At a recent speaking event, an audience member asked me, "When is the safest time to start a business?"
The short answer: There is no safe time ... and if you're asking that question, you might not be an entrepreneur.
Entrepreneurs look at business differently -- they're out-of-the-box thinkers and blue-sky dreamers who see possibilities where others don't. It's this type of mindset that makes their businesses thrive.
That's not to say that you can't be an entrepreneur if you're not a risk taker or innovator. But the long-term success of your business will depend on your ability to adapt your thinking. Here are some tips to rewire your mindset to think more like an entrepreneur (and transform your forecast for success while you're at it).
1. Do One Thing a Day That Scares You
I've always been a bit of a troublemaker. I cut class in high school (and flunked grade 8) and ran a bootleg candy shop out of my dorm room. Obeying authority has never been my strong suit -- but it's made me a better entrepreneur.
Entrepreneurs are adrenaline junkies who know business ownership is all about risk. There are no rules and there's no guarantee for success, so if you want to own a business, get comfortable being uncomfortable.
Teach yourself to take risks by doing one thing a day that scares you. And (here's the key part): don't worry if you fail. In fact, be willing to fail -- the greatest lessons come from our mistakes. As you get used to stepping out of your comfort zone, you'll be able to make the tough calls for your business.
2. Think Fast!
There will be a lot of tough calls ahead if you own your own business. You need to know how to assess and address in the blink of an eye -- and trust that it will all work out.
Five years into 1-800-GOT-JUNK?, I made one of the toughest business decisions of my life: I fired my entire staff. I realized things weren't working and that my employees weren't aligned with my vision for the company. I cleaned house, streamlined our hiring process, and we're a better company because of it.
I'm an eternal optimist and I've always had faith in myself and my decisions. I trust my gut -- and (so far) it hasn't steered me wrong. Try this: the next time you have to make a decision, do the first thing that comes to mind. More often than not, your first instinct turns out to be the right one.
3. Replace Fear of the Unknown With Curiosity
Entrepreneurs don't get a job description; starting a business is a world of unknowns and you have to be a jack of all trades to succeed. You'll need to learn on the fly, flex your problem-solving muscles daily, and always be on the lookout for new ideas.
Running a business is an education and it's not the kind you can get sitting behind a desk. I dropped out of college to grow 1-800-GOT-JUNK? because I was learning more about business by running one than I was in school -- and those lessons were more valuable than a degree. As Steve Jobs once said, "You've got to find what you love." So get out there and look for it.
4. Own Up
When something goes wrong, there are two ways to look at it: the world is out to get you or you could have done something differently. Only one of those mentalities works in business.

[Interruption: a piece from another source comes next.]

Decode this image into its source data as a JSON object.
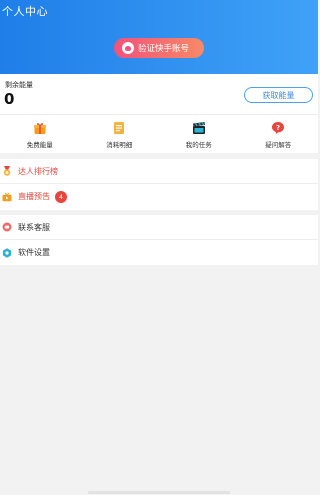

'Locus of control', as psychologists call it, is the amount of control you believe you have over what happens in your life. An external locus -- the kind where the world is against you -- is a common fault among unsuccessful business owners. These people are more likely to displace blame onto employees and colleagues, or chalk their failures up to bad luck. They perceive success as outside of their control and fail to acknowledge their role in mistakes.
An internal locus, however, is when you take ownership of your business failures and learn from them instead. As a result, you learn to adapt and how to avoid mistakes in the future. These are the successful entrepreneurs.
Eight years ago, I made a near-fatal mistake when I hired a COO that clashed with our culture. I'd been so dazzled by her knockout resume that I failed to consider her personality -- and in turn, I failed my team. Other employees refused to work with her and some even left the company. I'd made an error in judgment and I had to own up.
When we let her go, I vowed never to overlook the importance of culture fit again. And in the aftermath of my mistake, we found the best COO we could've hoped for.
5. Stop Asking, Start Doing
I first got the idea for 1-800-GOT-JUNK? while sitting in a McDonald's drive-through. A truck full of old junk passed by and I thought, "There's my ticket." I had nothing to lose: I was 19 and didn't have the responsibilities of a family or a mortgage to consider. So I made the call to get started and went in full force.
'Entrepreneur' is more than a job title -- it's a part of who I am. And I know the success of O2E Brands (our family of home-service companies) hinges on our collective mindset. If we couldn't take giant leaps of faith, we couldn't have scaled to where we are today. And if we second-guessed all our decisions, we'd take ten steps back for every inch forward.
So when is the safest time to start a business? Never. But the best time? Now.